Applying Improv Principles for Professional Growth

Unlocking Academic Potential

As an educator, I’m always searching for techniques to enhance my performance in the classroom and better engage with students. Reading Dan Diggles’ book “Improv for Actors” sparked insights into how the fundamental principles of improv can be creatively adapted and applied to the realm of academic professional development.

“There are three rules to good improvisation.
Say the first thing that comes into your head
Say, ‘Yes! And …’ to all your partner’s offers
Make your partner look good.

– Dan Diggles

While Diggles’ book is primarily geared towards actors, the core tenets he outlines have surprising relevance and value for academics looking to grow as educators and professionals. The three key rules of improv he presents are: 1) Say “Yes, and…”, 2) Say the first thing that comes to mind, and 3) Make your partner look good. Embracing these mindsets can be game-changing in an academic context.

Saying “Yes, and…” is about building upon ideas rather than blocking them. In an educational setting, this translates to validating students’ contributions and using them as launching points for deeper exploration, nurturing an environment of collaboration and collective knowledge-building. But this principle can also be powerfully applied to interactions with colleagues. Imagine if in faculty meetings or collaborative projects, we actively sought to build on each other’s ideas rather than tearing them down. Practicing “Yes, and…” with fellow academics, even in informal improv exercises, can ingrain this habit of affirmative and generative communication.

The “say the first thing” rule is about trusting our instincts and believing that our unique experiences have gifted us with valuable perspectives to contribute. As instructors, this could mean allowing for more extemporaneity, weaving in personal stories, and letting our individual viewpoints enrich our teaching. However, it’s crucial to clarify that this doesn’t mean blurting out incorrect information or unsubstantiated opinions. Rather, it’s about tapping into relevant anecdotes and examples that can illuminate the material, while still ensuring factual accuracy. Practicing storytelling exercises can help academics become more adept at this kind of engaging, off-the-cuff communication.

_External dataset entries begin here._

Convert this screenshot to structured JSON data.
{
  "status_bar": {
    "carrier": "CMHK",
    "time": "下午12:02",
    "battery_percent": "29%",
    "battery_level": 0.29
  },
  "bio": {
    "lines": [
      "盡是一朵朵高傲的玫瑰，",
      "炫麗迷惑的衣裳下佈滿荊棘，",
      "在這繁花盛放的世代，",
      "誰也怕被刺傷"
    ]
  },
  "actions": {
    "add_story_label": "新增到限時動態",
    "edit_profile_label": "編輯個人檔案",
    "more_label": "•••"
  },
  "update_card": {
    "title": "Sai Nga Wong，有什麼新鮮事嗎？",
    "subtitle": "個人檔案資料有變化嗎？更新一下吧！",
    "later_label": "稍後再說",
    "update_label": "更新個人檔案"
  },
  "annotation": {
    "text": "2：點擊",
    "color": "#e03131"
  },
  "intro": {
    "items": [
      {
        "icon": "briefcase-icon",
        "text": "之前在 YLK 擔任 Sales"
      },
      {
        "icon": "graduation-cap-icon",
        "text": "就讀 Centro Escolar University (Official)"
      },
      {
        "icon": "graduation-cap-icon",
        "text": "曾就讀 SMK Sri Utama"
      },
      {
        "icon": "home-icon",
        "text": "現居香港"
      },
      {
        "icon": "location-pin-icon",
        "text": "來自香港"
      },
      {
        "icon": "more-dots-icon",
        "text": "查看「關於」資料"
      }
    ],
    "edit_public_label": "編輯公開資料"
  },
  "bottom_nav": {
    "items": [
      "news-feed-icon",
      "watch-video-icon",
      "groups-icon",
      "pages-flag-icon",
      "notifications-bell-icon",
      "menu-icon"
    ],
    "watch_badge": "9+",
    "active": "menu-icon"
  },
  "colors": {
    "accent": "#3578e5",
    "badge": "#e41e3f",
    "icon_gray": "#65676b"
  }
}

Making your partner look good is an act of generosity and support. In teaching, this means keeping students’ growth and success at the heart of our efforts, providing the scaffolding and opportunities for them to stretch themselves and shine. But this ethic of lifting up others can also revolutionize our professional relationships. Imagine a departmental culture where everyone is committed to making their colleagues look good – sharing resources, offering constructive feedback, celebrating each other’s wins. Academics can hone this skill through improv exercises like “Expert’s Game” (where the goal is to make your partner seem like an expert in whatever subject they’re speaking about), and then carry that spirit of support into their daily professional interactions.

Some specific action items academics can take to apply improv principles to their professional development:

  1. Organize improv workshops or regular improv practice sessions with colleagues to build “Yes, and…” muscles and develop comfort with spontaneity.
  2. Start faculty meetings or collaborative sessions with short improv games to set a tone of building on each other’s ideas.
  3. Challenge yourself to include at least one relevant personal anecdote or illustrative example in each lecture to make content more relatable and engaging for students.
  4. When giving feedback on a colleague’s work, make a conscious effort to find ways to build on their ideas before offering critique.
  5. Initiate a departmental practice of publicly celebrating each other’s professional accomplishments and milestones.
  6. Incorporate “make your partner look good” exercises into student training to foster a culture of lifting each other up.

Disclaimer: While improv techniques can add spontaneity and engagement to teaching, it’s important to underscore that educators should never sacrifice accuracy for improvisation. Extemporaneous stories and examples should always be in service of clarifying course content, not contradicting or replacing it.

By thoughtfully applying improv principles to an academic setting, educators can become more dynamic, supportive, and innovative – not just in their teaching but in all aspects of their professional lives. While Diggles may not have had academia in mind when penning his book, the insights within can nonetheless help academics unleash their full creative and collaborative potential, while still maintaining the rigor and precision essential to scholarly work.

Improv for Actors by Dan Diggles